I have a set of glass disks with various grits on them: 80, 120, 220, 400, 600, 1000, 3600 and 6000. I also have a leather disk with green rouge, but have never gotten into using that.

For plane blades I use the honing guide and the wide blade attachment. For chisels I'll use the honing guide the first time to repair a crooked or badly chipped edge. (remember, I'm fairly cheap so I'll buy good chisels in bad shape if they're cheap) Once I get a good edge on a chisel, I can sharpen the edge extremely quickly by hand. Once you have a good technique for hand sharpening, it's really easy on the Work Sharp because you don't have to move your hands, just keep them still. The disk moves for you.

To re-hone a blade, I'll usually start out at the 1000, or maybe 600 if it's seen a lot of use, and then spend a few seconds on each grit back up to 6000 which puts a mirror finish on it. Easy peasy, 30 seconds for a chisel.

The disadvantage of the Work Sharp is that it's harder to put a camber on a plane blade, but I'm working on that skill as well. It's also not as sexy as a set of exotic Japanese, high-tech, water stones. But it works for what I do.

Overall, my goal is "sharp enough" without having to get into the level where you hold the blade edgewise to a stiff breeze for the final honing. It will fall off of that level of sharpness the first moment you even look at the wood. And I've seen some amazing work down by workmen just taking a few swipes on a rock. So, I don't get all too fired up about absolute perfection with my sharpening, and the Work Sharp, which sits on my fix-it bench in the garage is good enough for me, especially as I've found the way that it works best for my skills (or lack thereof).

If anyone's interested I have a few more tips for working this way with a Work Sharp, but I don't want to turn this into a Work Sharp workshop. (say that five times fast!)

So, I will be back working on the bench in the next month or so. I have to finish up sharpening the tools I've been dulling on the maple to this point, and then I'll get another week in July to finish up the bench, so look for more activity at that point. (did I mention that my woodworking was rather incidental, and sporadic?)

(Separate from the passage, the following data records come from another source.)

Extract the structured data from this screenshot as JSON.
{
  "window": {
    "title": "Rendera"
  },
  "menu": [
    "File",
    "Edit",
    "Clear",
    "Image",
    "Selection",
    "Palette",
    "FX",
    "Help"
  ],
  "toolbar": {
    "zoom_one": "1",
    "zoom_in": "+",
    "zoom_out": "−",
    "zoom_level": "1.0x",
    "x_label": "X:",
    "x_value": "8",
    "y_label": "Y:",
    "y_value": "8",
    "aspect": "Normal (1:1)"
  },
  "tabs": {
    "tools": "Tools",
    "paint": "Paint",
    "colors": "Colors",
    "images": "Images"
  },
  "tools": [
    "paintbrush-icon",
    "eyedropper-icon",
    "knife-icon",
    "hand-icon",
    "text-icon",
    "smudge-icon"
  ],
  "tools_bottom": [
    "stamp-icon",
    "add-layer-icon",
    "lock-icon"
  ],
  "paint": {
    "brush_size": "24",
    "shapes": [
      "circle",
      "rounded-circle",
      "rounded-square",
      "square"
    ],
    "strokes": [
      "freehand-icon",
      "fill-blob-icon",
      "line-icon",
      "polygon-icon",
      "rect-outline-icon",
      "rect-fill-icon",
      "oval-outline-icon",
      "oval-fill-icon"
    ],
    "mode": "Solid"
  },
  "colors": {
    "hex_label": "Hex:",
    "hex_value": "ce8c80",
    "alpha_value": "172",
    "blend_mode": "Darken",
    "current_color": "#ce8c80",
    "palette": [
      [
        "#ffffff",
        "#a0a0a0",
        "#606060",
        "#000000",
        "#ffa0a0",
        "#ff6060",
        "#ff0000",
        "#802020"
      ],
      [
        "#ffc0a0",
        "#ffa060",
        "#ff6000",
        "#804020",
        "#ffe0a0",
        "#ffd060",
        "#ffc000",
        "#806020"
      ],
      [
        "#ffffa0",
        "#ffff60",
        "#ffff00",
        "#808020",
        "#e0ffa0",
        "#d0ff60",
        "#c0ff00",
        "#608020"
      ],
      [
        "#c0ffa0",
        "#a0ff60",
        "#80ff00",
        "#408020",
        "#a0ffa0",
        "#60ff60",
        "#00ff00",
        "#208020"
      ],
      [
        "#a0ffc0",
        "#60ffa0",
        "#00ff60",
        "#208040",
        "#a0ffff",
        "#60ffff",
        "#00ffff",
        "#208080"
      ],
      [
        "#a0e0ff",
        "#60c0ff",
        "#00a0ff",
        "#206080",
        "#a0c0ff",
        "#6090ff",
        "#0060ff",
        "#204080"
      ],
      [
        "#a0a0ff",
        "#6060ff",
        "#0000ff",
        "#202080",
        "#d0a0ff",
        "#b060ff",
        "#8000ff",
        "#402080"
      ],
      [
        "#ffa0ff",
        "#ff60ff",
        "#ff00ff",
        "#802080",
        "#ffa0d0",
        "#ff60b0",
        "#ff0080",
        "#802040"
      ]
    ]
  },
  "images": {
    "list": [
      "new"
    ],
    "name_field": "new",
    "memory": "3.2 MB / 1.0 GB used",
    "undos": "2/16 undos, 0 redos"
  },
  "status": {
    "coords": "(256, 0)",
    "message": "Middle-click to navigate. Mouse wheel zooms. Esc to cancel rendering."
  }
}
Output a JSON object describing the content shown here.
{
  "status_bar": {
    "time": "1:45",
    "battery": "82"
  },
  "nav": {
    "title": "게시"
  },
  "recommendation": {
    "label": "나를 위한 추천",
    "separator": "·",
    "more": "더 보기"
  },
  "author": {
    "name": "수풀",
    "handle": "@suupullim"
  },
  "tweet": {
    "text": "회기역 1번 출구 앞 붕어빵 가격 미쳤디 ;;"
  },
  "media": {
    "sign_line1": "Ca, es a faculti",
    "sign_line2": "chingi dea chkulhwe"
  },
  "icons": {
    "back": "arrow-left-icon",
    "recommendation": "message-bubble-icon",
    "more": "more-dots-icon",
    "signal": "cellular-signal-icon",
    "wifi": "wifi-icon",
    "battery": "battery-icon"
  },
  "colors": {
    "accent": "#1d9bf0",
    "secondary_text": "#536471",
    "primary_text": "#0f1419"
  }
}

Thanks for those who have noticed that I've been a bit absent these last couple of months. In the words of the immortal bard, "I'll be back." (that was Shakespeare, wasn't it? No? Well, his name started with an "S" so close enough)